Work required:
Find the string "Freshly" in the records. Copy every line it appears in.

[Records from a data collection]
______________________________
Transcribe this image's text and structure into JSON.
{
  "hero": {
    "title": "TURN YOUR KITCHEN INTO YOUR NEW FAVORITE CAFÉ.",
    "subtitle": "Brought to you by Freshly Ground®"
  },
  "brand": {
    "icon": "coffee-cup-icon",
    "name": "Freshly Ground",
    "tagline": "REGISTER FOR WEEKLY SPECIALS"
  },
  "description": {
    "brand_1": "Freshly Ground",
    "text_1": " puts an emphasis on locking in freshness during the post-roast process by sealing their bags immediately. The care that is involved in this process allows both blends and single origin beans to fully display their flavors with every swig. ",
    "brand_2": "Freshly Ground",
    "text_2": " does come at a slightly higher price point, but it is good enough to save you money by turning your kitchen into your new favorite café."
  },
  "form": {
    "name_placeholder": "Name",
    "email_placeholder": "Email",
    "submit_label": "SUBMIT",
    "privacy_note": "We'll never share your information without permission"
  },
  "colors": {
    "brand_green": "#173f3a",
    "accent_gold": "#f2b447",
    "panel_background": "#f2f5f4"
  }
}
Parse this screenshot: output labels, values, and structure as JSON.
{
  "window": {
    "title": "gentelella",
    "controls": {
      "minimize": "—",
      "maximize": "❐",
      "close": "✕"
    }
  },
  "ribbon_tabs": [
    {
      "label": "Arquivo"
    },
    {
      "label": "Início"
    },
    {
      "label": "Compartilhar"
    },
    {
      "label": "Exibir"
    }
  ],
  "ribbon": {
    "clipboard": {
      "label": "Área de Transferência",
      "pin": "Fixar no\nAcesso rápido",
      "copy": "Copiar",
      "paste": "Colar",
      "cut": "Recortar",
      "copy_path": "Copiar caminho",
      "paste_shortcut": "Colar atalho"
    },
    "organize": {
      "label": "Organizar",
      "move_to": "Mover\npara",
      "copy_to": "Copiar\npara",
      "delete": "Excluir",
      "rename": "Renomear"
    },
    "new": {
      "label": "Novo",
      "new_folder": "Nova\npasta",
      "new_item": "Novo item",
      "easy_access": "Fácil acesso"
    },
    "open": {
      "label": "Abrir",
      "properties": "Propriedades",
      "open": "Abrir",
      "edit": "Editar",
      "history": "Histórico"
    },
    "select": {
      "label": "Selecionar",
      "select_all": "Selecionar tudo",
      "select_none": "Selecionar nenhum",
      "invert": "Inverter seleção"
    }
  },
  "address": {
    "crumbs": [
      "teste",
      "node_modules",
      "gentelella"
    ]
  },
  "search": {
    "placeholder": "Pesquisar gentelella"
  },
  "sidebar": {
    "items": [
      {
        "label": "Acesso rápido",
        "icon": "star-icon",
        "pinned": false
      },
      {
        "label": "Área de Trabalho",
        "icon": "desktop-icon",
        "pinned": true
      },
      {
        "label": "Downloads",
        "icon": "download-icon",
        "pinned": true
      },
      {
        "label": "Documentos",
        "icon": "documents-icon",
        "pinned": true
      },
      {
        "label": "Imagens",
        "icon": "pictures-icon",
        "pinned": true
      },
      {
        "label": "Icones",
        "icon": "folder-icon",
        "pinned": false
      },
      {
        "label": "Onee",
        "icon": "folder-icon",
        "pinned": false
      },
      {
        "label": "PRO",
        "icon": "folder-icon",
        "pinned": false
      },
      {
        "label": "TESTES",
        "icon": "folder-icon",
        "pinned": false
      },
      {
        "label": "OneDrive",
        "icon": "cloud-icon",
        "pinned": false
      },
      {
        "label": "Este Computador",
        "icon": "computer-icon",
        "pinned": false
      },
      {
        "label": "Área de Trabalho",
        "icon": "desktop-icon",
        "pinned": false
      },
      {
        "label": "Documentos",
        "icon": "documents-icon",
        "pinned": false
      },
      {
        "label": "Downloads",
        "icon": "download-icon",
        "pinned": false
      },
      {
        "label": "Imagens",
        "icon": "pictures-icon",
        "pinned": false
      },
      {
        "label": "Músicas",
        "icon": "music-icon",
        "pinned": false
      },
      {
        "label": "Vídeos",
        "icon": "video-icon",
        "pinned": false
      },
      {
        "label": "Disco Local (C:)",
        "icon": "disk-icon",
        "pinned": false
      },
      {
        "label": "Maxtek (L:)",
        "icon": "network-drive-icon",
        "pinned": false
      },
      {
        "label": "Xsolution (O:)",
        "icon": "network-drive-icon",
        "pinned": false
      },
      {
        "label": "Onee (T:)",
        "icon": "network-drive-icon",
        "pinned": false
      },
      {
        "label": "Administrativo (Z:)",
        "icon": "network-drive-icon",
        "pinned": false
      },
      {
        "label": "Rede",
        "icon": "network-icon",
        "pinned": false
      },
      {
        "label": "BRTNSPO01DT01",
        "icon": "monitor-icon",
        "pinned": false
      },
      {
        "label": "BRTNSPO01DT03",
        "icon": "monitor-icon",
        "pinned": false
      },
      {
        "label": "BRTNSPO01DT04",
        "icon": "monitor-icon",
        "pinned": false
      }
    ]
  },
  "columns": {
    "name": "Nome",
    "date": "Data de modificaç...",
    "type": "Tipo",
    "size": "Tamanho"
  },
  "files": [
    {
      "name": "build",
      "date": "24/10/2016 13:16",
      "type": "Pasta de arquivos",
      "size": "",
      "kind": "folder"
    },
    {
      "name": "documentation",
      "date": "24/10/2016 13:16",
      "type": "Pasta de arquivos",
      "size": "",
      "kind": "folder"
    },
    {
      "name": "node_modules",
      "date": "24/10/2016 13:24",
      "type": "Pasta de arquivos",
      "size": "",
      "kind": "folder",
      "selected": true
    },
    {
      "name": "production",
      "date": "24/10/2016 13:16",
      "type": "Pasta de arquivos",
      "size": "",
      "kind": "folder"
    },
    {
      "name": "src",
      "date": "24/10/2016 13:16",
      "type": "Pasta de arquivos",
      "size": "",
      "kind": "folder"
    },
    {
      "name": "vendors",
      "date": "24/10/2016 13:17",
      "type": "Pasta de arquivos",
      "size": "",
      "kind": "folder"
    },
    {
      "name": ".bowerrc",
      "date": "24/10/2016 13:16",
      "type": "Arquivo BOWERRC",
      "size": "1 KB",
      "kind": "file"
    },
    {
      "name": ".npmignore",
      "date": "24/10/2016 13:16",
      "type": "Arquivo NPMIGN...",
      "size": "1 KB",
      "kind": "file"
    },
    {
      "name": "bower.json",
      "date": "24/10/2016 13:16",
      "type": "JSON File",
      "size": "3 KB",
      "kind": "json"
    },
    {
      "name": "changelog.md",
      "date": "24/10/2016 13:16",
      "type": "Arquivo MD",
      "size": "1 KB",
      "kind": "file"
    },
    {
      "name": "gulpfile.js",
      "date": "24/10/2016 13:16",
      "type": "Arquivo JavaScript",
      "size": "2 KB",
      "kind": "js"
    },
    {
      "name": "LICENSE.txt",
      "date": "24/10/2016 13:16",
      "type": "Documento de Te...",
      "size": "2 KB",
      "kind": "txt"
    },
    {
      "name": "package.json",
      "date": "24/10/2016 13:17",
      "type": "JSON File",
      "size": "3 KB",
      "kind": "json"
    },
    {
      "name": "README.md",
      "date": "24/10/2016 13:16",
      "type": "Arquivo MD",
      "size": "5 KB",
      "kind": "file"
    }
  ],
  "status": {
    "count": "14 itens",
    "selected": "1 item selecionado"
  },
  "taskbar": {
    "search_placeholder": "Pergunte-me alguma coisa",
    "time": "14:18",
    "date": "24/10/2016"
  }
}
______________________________
Expected answer:
    "subtitle": "Brought to you by Freshly Ground®"
    "name": "Freshly Ground",
    "brand_1": "Freshly Ground",
    "brand_2": "Freshly Ground",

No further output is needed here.